[[ DATA open ]]

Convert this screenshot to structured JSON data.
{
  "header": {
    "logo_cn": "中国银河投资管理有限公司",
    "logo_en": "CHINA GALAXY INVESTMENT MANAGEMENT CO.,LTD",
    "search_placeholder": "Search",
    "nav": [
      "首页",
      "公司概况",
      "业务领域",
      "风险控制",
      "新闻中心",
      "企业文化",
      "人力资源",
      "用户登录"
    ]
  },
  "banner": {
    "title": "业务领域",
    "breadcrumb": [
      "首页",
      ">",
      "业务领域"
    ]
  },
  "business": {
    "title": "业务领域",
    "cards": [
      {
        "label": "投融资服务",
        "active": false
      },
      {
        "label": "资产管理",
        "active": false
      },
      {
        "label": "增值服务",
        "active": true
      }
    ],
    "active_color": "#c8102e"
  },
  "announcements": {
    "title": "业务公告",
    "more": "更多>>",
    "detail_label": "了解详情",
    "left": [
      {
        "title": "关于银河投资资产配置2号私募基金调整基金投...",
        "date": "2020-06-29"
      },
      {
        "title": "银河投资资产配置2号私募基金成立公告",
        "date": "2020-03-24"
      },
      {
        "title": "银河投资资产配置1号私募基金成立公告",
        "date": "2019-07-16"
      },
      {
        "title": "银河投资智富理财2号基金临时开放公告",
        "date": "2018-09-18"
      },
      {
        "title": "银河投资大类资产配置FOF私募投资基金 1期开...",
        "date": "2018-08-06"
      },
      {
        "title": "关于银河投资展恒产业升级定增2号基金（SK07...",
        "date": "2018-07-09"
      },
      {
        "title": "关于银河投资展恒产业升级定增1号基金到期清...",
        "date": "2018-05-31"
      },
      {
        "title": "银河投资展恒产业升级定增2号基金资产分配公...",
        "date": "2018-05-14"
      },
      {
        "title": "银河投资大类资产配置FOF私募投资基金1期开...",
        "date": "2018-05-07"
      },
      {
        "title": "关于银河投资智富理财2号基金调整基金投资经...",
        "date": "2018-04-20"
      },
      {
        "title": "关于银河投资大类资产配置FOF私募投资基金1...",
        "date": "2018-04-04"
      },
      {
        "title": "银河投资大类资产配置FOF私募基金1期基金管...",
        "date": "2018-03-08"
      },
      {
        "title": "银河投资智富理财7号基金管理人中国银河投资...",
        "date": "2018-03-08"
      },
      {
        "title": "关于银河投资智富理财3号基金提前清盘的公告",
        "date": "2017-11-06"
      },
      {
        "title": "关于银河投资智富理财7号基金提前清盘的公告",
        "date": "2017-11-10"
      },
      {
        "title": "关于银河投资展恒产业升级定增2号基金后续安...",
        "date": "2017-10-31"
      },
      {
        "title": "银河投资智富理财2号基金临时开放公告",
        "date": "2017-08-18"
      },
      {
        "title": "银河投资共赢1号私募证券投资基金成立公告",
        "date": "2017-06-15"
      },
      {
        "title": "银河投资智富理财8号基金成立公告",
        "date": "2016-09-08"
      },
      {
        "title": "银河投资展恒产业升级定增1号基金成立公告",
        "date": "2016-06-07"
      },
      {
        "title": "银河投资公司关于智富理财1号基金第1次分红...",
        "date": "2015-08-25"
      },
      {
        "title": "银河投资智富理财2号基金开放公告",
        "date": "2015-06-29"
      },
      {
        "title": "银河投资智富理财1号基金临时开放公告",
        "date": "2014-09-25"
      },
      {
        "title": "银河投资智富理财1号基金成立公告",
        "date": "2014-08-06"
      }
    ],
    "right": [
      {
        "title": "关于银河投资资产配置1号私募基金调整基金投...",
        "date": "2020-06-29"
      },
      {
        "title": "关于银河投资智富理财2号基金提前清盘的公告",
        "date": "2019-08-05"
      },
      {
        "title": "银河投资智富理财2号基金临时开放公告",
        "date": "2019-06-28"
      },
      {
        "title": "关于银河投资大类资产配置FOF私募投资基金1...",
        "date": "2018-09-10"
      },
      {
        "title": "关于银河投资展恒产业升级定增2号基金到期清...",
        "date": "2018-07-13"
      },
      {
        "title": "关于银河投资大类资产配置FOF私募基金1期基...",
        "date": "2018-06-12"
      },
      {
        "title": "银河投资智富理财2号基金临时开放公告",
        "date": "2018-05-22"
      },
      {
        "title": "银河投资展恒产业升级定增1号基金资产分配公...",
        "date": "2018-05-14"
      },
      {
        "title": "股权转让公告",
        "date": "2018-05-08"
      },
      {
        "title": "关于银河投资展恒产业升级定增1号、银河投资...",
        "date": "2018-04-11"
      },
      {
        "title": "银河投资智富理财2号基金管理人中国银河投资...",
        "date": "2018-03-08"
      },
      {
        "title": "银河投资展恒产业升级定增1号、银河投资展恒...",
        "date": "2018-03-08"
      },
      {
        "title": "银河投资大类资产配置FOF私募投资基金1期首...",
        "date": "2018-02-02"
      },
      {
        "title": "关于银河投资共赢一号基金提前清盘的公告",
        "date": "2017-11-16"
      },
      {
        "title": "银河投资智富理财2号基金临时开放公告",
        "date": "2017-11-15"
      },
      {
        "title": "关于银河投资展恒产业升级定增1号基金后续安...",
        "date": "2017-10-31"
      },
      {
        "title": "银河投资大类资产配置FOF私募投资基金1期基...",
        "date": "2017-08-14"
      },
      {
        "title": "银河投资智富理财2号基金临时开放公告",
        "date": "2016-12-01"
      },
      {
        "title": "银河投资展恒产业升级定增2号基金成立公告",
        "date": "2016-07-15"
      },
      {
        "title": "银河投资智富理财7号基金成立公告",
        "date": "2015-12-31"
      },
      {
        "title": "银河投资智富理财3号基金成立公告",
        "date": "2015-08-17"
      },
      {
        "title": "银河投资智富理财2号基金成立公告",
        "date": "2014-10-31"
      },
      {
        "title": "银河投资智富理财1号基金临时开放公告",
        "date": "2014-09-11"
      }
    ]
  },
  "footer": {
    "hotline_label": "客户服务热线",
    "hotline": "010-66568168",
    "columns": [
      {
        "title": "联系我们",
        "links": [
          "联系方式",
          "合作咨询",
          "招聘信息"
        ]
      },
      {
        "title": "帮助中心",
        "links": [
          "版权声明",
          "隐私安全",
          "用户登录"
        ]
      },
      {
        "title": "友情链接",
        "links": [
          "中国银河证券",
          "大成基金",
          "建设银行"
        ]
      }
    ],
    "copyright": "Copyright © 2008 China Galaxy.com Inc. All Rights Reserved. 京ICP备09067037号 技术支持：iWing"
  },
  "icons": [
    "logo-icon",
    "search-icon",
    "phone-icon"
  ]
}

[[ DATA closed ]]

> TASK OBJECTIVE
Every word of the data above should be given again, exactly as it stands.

> ANSWER TO THE EXERCISE
Convert this screenshot to structured JSON data.
{
  "header": {
    "logo_cn": "中国银河投资管理有限公司",
    "logo_en": "CHINA GALAXY INVESTMENT MANAGEMENT CO.,LTD",
    "search_placeholder": "Search",
    "nav": [
      "首页",
      "公司概况",
      "业务领域",
      "风险控制",
      "新闻中心",
      "企业文化",
      "人力资源",
      "用户登录"
    ]
  },
  "banner": {
    "title": "业务领域",
    "breadcrumb": [
      "首页",
      ">",
      "业务领域"
    ]
  },
  "business": {
    "title": "业务领域",
    "cards": [
      {
        "label": "投融资服务",
        "active": false
      },
      {
        "label": "资产管理",
        "active": false
      },
      {
        "label": "增值服务",
        "active": true
      }
    ],
    "active_color": "#c8102e"
  },
  "announcements": {
    "title": "业务公告",
    "more": "更多>>",
    "detail_label": "了解详情",
    "left": [
      {
        "title": "关于银河投资资产配置2号私募基金调整基金投...",
        "date": "2020-06-29"
      },
      {
        "title": "银河投资资产配置2号私募基金成立公告",
        "date": "2020-03-24"
      },
      {
        "title": "银河投资资产配置1号私募基金成立公告",
        "date": "2019-07-16"
      },
      {
        "title": "银河投资智富理财2号基金临时开放公告",
        "date": "2018-09-18"
      },
      {
        "title": "银河投资大类资产配置FOF私募投资基金 1期开...",
        "date": "2018-08-06"
      },
      {
        "title": "关于银河投资展恒产业升级定增2号基金（SK07...",
        "date": "2018-07-09"
      },
      {
        "title": "关于银河投资展恒产业升级定增1号基金到期清...",
        "date": "2018-05-31"
      },
      {
        "title": "银河投资展恒产业升级定增2号基金资产分配公...",
        "date": "2018-05-14"
      },
      {
        "title": "银河投资大类资产配置FOF私募投资基金1期开...",
        "date": "2018-05-07"
      },
      {
        "title": "关于银河投资智富理财2号基金调整基金投资经...",
        "date": "2018-04-20"
      },
      {
        "title": "关于银河投资大类资产配置FOF私募投资基金1...",
        "date": "2018-04-04"
      },
      {
        "title": "银河投资大类资产配置FOF私募基金1期基金管...",
        "date": "2018-03-08"
      },
      {
        "title": "银河投资智富理财7号基金管理人中国银河投资...",
        "date": "2018-03-08"
      },
      {
        "title": "关于银河投资智富理财3号基金提前清盘的公告",
        "date": "2017-11-06"
      },
      {
        "title": "关于银河投资智富理财7号基金提前清盘的公告",
        "date": "2017-11-10"
      },
      {
        "title": "关于银河投资展恒产业升级定增2号基金后续安...",
        "date": "2017-10-31"
      },
      {
        "title": "银河投资智富理财2号基金临时开放公告",
        "date": "2017-08-18"
      },
      {
        "title": "银河投资共赢1号私募证券投资基金成立公告",
        "date": "2017-06-15"
      },
      {
        "title": "银河投资智富理财8号基金成立公告",
        "date": "2016-09-08"
      },
      {
        "title": "银河投资展恒产业升级定增1号基金成立公告",
        "date": "2016-06-07"
      },
      {
        "title": "银河投资公司关于智富理财1号基金第1次分红...",
        "date": "2015-08-25"
      },
      {
        "title": "银河投资智富理财2号基金开放公告",
        "date": "2015-06-29"
      },
      {
        "title": "银河投资智富理财1号基金临时开放公告",
        "date": "2014-09-25"
      },
      {
        "title": "银河投资智富理财1号基金成立公告",
        "date": "2014-08-06"
      }
    ],
    "right": [
      {
        "title": "关于银河投资资产配置1号私募基金调整基金投...",
        "date": "2020-06-29"
      },
      {
        "title": "关于银河投资智富理财2号基金提前清盘的公告",
        "date": "2019-08-05"
      },
      {
        "title": "银河投资智富理财2号基金临时开放公告",
        "date": "2019-06-28"
      },
      {
        "title": "关于银河投资大类资产配置FOF私募投资基金1...",
        "date": "2018-09-10"
      },
      {
        "title": "关于银河投资展恒产业升级定增2号基金到期清...",
        "date": "2018-07-13"
      },
      {
        "title": "关于银河投资大类资产配置FOF私募基金1期基...",
        "date": "2018-06-12"
      },
      {
        "title": "银河投资智富理财2号基金临时开放公告",
        "date": "2018-05-22"
      },
      {
        "title": "银河投资展恒产业升级定增1号基金资产分配公...",
        "date": "2018-05-14"
      },
      {
        "title": "股权转让公告",
        "date": "2018-05-08"
      },
      {
        "title": "关于银河投资展恒产业升级定增1号、银河投资...",
        "date": "2018-04-11"
      },
      {
        "title": "银河投资智富理财2号基金管理人中国银河投资...",
        "date": "2018-03-08"
      },
      {
        "title": "银河投资展恒产业升级定增1号、银河投资展恒...",
        "date": "2018-03-08"
      },
      {
        "title": "银河投资大类资产配置FOF私募投资基金1期首...",
        "date": "2018-02-02"
      },
      {
        "title": "关于银河投资共赢一号基金提前清盘的公告",
        "date": "2017-11-16"
      },
      {
        "title": "银河投资智富理财2号基金临时开放公告",
        "date": "2017-11-15"
      },
      {
        "title": "关于银河投资展恒产业升级定增1号基金后续安...",
        "date": "2017-10-31"
      },
      {
        "title": "银河投资大类资产配置FOF私募投资基金1期基...",
        "date": "2017-08-14"
      },
      {
        "title": "银河投资智富理财2号基金临时开放公告",
        "date": "2016-12-01"
      },
      {
        "title": "银河投资展恒产业升级定增2号基金成立公告",
        "date": "2016-07-15"
      },
      {
        "title": "银河投资智富理财7号基金成立公告",
        "date": "2015-12-31"
      },
      {
        "title": "银河投资智富理财3号基金成立公告",
        "date": "2015-08-17"
      },
      {
        "title": "银河投资智富理财2号基金成立公告",
        "date": "2014-10-31"
      },
      {
        "title": "银河投资智富理财1号基金临时开放公告",
        "date": "2014-09-11"
      }
    ]
  },
  "footer": {
    "hotline_label": "客户服务热线",
    "hotline": "010-66568168",
    "columns": [
      {
        "title": "联系我们",
        "links": [
          "联系方式",
          "合作咨询",
          "招聘信息"
        ]
      },
      {
        "title": "帮助中心",
        "links": [
          "版权声明",
          "隐私安全",
          "用户登录"
        ]
      },
      {
        "title": "友情链接",
        "links": [
          "中国银河证券",
          "大成基金",
          "建设银行"
        ]
      }
    ],
    "copyright": "Copyright © 2008 China Galaxy.com Inc. All Rights Reserved. 京ICP备09067037号 技术支持：iWing"
  },
  "icons": [
    "logo-icon",
    "search-icon",
    "phone-icon"
  ]
}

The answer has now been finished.